Olaf Breuning’s art is light-hearted, eclectic, and visually engaging. His installation, “Boobs and Flowers” was an eye-popping exhibit displayed at The Standard Miami this previous Art Basel 2010. The installation was in all its floating glory inside our pool that week. If you missed the Miami Beach viewing, now there is another chance to see it in New York (above all, its another chance to get one of the “uni-boobs” and have Olaf sign it). Now you can approach a world renowned artist with a straight face and ask “Hello, I’m a fan of your work. Can you sign my boob?”.
Ever seen the film L’Age d’Or (1930) directed by Luis Buñuel? He was one of the original surrealists along with his buddy Salvador Dalí whom he co-wrote this film. The film was automatically banned in Paris and named “the most repulsive corruption of our age”. If only they could have imagined the Housewives of Beverly Hills coming along 70 years later. The beautiful film surrounds a trippy evening in a bourgeois party. The rest is wildly open to imaginative interpretation.
Anyway, in 1933, the film was screened at the Museum of Modern Art in New York City. After being held from distribution for 50 years, L’Age d’Or finally got its official US premiere Nov 1979 at the Roxie Cinema in San Francisco.
See the complete version here.
We just wanted to shout-out Happy Birthday to Luis Buñuel on his birthday week… a man of true vision and diabolical brilliance.
We love art. We love staring at things. We love beer. We love tattoos. Okay. We don’t LOVE tattoos. We have one, but it’s hidden, and you probably will never see it unless you buy me dinner and drinks first. But regardless, I’m bringing all of these things to your attention because contemporary artist Wes Lang opened his latest exhibition a couple days ago.
This latest showing entitled Staring at Empty Pages is a collection of the artist’s works, found objects and pieces from the artist’s personal collection. The opening reception is this Friday, November 12th from 6pm - 9pm at Partners & Spade, and next Saturday, November 20th, from 2pm - 4pm at the gallery, Lang will be giving tattoos from a pre-drawn selection of custom flash.
My most favorite part of it all is that Lang’s work is in the permanent collection at MOMA! A tattoo from a MOMA permanent resident is pretty much a done deal for anyone! Even Stan.
The exhibit runs from now through December 5th.
40 Great Jones Street, NYC. 646-861-2827
On October 30 and 31st, a new kind of art and fashion event was held at MoMA PS1, The Museum of Modern Art’s affiliate in Long Island City, Queens. Yes, you read right, Queens.

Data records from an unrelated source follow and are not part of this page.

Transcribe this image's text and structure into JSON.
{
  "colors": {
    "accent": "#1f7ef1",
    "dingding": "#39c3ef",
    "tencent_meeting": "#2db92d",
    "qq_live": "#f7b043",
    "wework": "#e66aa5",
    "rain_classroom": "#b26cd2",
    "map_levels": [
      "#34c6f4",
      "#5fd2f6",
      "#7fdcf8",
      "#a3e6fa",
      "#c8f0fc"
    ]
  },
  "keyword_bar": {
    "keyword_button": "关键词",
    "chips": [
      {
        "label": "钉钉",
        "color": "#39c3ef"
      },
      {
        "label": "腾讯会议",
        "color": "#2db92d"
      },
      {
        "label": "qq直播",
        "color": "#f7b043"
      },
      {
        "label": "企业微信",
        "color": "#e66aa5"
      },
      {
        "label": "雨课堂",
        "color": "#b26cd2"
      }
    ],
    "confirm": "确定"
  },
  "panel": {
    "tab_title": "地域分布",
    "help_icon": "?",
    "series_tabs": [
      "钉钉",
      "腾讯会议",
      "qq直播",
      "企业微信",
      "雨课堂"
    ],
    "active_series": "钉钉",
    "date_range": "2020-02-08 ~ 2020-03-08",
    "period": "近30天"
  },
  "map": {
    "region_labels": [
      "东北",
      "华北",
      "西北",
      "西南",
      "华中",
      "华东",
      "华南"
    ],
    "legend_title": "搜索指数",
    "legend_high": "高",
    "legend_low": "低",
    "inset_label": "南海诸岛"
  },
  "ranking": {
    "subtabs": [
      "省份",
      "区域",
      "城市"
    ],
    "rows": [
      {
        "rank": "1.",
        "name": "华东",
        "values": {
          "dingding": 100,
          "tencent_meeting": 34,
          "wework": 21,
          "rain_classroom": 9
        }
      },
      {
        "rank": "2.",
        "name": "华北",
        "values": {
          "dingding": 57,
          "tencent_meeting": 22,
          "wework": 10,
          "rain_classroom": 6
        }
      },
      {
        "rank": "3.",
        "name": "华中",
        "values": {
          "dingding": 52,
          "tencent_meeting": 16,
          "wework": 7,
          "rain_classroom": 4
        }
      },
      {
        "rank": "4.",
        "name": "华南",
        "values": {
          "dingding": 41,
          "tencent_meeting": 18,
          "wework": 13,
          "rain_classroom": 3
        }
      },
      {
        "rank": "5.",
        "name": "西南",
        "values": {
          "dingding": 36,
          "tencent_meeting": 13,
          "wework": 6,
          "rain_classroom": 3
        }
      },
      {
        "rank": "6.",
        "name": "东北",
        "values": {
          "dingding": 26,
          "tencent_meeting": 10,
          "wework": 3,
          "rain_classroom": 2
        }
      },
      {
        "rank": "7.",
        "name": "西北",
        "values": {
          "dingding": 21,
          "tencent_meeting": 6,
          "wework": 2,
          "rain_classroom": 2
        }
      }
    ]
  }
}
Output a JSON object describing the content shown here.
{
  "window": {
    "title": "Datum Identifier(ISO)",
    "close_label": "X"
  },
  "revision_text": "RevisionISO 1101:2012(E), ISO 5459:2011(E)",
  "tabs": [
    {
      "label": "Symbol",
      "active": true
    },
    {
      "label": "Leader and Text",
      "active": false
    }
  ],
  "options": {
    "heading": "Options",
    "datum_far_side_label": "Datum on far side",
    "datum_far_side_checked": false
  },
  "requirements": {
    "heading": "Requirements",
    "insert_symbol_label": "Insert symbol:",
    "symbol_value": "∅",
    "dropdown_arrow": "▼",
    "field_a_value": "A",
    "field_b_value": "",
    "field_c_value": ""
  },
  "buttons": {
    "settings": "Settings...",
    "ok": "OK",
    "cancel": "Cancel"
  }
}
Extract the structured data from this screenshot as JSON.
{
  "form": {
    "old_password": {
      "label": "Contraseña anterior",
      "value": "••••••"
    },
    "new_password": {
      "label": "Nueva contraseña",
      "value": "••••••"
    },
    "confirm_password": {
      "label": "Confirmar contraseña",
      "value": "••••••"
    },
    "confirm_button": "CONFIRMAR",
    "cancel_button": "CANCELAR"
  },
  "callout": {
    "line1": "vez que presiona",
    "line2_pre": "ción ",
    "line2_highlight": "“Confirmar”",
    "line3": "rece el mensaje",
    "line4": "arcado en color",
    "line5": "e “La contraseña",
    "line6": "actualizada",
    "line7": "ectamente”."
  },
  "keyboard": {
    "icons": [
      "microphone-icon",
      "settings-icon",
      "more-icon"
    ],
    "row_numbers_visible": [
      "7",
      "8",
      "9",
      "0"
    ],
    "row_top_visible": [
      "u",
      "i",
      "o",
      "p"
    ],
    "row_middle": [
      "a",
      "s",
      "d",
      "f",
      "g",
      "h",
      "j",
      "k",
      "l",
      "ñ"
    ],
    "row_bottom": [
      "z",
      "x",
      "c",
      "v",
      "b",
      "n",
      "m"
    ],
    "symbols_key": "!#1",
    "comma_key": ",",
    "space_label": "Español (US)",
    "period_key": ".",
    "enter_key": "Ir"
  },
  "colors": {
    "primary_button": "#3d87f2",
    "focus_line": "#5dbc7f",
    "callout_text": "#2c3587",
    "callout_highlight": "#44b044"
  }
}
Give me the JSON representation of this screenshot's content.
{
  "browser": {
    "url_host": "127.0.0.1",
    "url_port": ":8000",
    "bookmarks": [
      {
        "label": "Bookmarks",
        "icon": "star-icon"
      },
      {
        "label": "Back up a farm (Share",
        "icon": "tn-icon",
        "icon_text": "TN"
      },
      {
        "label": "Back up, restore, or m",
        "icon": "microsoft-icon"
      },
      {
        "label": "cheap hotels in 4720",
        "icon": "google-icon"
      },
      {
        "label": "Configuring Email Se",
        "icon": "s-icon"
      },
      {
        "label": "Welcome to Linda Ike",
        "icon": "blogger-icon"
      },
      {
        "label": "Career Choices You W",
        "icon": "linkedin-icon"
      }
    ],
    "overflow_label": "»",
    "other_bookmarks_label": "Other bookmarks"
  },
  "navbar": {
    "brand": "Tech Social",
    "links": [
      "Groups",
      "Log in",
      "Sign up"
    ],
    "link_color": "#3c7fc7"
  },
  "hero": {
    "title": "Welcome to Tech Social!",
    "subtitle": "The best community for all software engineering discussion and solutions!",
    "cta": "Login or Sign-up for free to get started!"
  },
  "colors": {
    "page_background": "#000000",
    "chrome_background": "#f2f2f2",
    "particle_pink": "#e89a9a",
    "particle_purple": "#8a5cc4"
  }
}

That means a ton of Manhattanites had a good excuse to cross the bridge.
For 2 days only, MoMA PS1 merged the worlds of fashion, dance, visual art, performance art, and theatre in order to create a new genre of performance-based installations. The short lived event was organized by Klaus Biesenbach, David Colman, and Cecilia Dean (of V Magazine) and featured 12 collaborations by world renowned artists paired with fashion designers at this famed 125,000 sq. ft exhibition space. Here were all the names involved…
If you missed the festivities, fear not, here are a few videos providing visuals of the day.
Make sure to check out the Art Book Fair happening this weekend at PS 1 too!
And if you like what you see, stay up to date on more interesting things happening at the MoMA PS1 located at 22-25 Jackson Avenue at 46th Avenue Long Island City, New York, or visit MOMA PS1 online for monthly schedule of events.
Hans Ulrich Obrist is a museum director, curator, writer, cultural instigator and professional conversationalist. He is also releasing the must-have new book entitled Interviews Volume 2.
To celebrate the launch, Artbook, MoMA PS1 and the Institute of the 21st Century will be joining Klaus Biesenbach, Paul Chan, Hans Ulrich Obrist and Dimitar Sasselov in a conversation. Expect a performance by Marina Abramovic and Terence Koh.
The conversations will take place on Saturday, October 23, 4pm at the MoMA PS1, located at 22-25 Jackson Avenue Long Island City, New York.